Give only the number of lines in the records that include "index".
-------------------------
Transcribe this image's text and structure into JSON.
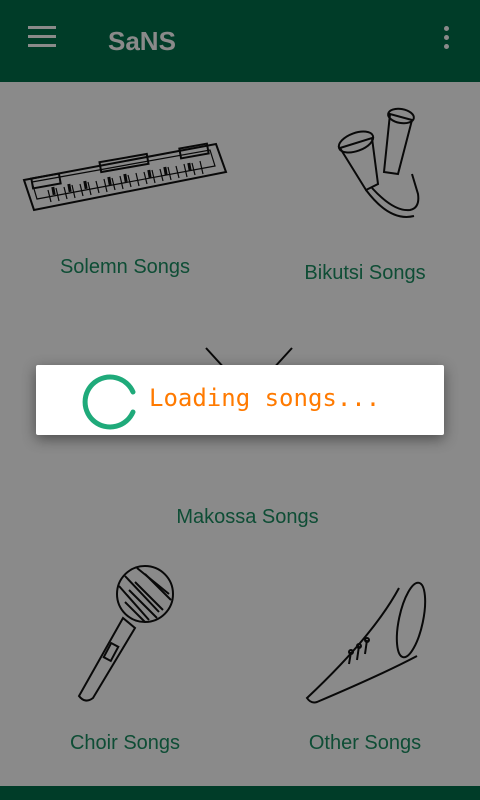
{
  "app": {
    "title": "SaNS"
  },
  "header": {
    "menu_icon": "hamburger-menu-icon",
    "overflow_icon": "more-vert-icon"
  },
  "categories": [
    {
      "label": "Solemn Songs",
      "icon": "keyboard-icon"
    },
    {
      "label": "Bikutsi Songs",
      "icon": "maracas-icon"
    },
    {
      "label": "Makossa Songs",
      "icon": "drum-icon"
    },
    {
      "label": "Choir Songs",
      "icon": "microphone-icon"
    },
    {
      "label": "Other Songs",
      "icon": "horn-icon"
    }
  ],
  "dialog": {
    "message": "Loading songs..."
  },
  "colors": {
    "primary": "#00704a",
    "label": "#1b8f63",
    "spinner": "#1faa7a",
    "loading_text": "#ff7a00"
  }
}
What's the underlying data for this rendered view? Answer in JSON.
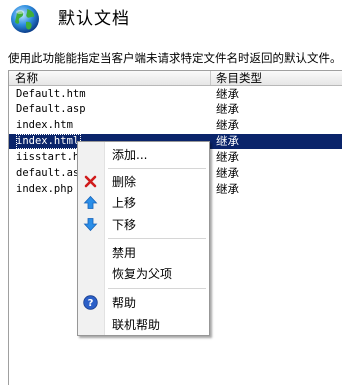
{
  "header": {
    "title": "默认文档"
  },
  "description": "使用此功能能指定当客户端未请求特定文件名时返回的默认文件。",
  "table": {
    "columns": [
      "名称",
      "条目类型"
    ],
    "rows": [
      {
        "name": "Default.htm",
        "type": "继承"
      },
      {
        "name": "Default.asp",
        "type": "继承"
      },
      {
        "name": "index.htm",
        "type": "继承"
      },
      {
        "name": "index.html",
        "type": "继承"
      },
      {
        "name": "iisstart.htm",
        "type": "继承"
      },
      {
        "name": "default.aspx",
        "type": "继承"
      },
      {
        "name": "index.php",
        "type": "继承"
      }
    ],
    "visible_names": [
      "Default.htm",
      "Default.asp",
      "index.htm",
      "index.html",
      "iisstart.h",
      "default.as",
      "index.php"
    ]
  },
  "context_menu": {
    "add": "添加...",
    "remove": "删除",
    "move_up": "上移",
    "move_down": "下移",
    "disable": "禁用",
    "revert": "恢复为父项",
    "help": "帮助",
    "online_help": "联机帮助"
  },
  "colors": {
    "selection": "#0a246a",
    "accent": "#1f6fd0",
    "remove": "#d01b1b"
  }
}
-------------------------
Answer section: 6